:: Exercise instructions ::
Determine the number of lines in the data that contain "accent", and write only that number.

★ ★ ★ ★ ★

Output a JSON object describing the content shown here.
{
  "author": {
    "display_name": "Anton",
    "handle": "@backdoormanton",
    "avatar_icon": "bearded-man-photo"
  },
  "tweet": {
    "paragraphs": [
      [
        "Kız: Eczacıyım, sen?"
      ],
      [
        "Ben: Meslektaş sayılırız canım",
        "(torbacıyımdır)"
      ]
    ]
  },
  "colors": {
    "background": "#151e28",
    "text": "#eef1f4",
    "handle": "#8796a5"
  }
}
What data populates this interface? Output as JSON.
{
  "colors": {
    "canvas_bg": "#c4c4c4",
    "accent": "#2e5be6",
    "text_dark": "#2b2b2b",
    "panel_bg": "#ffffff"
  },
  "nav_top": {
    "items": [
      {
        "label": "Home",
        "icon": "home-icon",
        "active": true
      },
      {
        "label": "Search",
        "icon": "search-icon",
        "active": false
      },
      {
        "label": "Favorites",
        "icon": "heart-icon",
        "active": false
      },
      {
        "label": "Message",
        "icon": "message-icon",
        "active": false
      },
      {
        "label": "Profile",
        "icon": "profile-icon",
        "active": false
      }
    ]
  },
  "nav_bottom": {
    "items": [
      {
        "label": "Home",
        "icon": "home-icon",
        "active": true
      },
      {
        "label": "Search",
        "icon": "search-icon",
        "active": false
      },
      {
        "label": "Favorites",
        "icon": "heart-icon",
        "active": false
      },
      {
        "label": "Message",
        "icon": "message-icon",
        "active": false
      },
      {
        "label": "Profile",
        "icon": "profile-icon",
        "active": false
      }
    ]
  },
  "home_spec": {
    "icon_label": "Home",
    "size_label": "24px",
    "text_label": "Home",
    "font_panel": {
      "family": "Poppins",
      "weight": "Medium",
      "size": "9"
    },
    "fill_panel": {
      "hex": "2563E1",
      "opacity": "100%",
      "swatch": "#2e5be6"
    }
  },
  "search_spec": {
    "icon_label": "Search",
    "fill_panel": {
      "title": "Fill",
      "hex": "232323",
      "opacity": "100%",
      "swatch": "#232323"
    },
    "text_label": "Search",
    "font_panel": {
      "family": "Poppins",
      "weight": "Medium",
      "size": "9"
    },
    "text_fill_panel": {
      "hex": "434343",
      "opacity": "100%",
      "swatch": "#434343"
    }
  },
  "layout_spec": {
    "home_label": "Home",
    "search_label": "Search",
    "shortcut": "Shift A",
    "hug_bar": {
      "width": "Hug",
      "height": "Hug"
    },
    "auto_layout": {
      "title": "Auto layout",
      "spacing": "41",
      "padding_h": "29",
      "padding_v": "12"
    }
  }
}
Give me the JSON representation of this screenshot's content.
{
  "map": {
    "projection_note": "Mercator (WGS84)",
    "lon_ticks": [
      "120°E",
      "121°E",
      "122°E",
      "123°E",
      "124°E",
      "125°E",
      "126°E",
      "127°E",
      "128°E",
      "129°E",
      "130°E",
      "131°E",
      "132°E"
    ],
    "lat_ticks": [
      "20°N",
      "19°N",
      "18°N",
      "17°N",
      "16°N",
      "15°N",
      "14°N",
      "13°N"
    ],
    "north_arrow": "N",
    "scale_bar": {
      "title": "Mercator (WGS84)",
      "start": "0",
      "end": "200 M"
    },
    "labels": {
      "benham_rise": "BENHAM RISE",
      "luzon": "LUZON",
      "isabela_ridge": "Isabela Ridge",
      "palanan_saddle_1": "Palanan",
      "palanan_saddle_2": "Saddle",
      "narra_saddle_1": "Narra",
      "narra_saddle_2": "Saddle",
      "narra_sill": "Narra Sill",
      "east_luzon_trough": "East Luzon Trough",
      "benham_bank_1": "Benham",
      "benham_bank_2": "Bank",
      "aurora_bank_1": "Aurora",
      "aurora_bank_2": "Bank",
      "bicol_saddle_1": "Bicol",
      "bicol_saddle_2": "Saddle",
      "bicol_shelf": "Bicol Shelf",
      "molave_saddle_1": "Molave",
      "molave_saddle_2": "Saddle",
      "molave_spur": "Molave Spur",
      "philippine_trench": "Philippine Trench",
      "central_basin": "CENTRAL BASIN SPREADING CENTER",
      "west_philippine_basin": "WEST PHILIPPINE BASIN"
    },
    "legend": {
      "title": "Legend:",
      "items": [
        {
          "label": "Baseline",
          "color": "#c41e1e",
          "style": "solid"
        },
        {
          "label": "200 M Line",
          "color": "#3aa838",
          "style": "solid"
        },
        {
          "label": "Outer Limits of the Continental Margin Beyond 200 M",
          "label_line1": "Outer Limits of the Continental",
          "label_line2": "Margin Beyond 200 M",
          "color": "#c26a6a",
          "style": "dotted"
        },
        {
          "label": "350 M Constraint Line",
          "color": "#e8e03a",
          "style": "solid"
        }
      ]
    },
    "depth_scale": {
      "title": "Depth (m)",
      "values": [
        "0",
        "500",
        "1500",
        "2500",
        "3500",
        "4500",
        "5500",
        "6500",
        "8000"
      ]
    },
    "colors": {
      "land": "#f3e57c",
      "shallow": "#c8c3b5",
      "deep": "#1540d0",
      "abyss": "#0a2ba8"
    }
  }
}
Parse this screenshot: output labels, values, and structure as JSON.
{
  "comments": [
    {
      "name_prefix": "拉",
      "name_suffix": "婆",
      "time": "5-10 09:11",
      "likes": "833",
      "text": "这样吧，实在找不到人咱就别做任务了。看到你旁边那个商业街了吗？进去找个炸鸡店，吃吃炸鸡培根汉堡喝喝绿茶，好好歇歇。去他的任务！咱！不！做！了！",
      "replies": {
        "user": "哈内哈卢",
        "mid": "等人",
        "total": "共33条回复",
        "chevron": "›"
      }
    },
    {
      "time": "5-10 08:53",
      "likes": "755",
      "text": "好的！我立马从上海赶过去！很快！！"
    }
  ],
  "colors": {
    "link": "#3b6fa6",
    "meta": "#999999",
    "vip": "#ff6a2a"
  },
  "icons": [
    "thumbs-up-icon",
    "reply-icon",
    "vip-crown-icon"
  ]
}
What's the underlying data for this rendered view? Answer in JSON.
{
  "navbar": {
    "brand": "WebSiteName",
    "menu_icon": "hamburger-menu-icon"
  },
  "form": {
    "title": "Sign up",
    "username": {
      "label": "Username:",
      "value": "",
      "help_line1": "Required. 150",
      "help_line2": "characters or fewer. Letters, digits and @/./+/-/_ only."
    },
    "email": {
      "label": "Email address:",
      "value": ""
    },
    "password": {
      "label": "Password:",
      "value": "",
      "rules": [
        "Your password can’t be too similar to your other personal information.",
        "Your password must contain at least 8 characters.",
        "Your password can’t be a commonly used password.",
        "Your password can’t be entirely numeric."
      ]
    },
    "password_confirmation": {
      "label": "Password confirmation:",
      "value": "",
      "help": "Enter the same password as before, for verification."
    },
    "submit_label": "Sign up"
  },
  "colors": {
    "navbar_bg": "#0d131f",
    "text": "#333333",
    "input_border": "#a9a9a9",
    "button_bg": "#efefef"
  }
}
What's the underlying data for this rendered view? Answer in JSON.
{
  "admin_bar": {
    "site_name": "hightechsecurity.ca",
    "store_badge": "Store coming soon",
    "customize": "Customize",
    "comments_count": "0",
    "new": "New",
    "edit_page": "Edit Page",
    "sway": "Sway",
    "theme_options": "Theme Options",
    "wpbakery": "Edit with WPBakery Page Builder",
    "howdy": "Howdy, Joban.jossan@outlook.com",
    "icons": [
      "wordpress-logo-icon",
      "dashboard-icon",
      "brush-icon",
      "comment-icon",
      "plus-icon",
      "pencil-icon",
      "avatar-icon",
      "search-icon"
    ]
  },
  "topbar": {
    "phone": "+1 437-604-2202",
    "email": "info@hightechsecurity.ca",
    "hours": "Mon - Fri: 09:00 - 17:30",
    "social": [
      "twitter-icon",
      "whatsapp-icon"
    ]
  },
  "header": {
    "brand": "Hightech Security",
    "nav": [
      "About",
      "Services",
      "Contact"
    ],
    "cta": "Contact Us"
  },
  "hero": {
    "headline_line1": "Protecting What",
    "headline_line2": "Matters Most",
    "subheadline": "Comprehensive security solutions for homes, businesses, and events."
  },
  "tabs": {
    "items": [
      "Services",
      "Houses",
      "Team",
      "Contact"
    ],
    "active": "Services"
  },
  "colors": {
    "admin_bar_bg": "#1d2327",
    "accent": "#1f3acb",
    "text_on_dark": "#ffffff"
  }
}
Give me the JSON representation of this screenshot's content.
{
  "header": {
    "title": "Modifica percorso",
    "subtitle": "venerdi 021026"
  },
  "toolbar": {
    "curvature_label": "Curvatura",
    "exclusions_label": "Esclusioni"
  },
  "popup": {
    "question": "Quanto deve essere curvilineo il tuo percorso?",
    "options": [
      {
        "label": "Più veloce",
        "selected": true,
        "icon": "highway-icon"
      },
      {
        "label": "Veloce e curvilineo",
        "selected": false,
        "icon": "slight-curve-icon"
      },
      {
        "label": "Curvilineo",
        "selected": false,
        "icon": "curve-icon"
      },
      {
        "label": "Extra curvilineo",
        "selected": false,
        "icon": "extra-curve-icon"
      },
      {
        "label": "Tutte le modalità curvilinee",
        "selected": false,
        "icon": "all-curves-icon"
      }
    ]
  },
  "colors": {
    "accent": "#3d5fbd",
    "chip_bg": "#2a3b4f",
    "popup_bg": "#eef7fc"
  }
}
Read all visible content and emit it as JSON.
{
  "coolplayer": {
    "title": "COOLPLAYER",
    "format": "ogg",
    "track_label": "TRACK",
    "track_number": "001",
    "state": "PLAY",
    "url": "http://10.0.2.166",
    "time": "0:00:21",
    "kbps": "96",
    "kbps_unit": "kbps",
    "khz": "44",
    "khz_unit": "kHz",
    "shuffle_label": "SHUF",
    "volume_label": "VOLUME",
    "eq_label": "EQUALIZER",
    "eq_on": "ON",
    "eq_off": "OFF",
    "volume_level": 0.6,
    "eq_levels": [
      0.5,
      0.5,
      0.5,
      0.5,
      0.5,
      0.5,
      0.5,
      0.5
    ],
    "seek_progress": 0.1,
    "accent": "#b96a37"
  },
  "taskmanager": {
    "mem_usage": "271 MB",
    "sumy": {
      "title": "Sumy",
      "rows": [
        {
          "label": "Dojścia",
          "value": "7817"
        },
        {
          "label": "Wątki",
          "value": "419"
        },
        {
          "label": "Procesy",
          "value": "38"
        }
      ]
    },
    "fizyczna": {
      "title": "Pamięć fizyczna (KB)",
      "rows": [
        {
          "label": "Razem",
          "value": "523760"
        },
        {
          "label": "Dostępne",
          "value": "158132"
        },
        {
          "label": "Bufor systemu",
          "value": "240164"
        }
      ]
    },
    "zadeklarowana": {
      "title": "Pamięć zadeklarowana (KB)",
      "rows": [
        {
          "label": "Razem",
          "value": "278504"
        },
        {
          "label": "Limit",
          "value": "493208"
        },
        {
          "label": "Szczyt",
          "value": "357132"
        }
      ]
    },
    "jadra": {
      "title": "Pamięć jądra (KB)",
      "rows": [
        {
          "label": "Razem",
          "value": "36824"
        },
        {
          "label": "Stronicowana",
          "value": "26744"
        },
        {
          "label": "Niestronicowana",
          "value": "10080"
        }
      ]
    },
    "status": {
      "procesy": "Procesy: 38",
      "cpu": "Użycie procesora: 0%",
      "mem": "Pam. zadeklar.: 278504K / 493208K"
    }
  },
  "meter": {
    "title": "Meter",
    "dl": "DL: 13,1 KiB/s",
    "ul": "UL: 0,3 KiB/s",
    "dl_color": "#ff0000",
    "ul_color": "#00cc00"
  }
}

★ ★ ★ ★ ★

:: Output for this task ::
4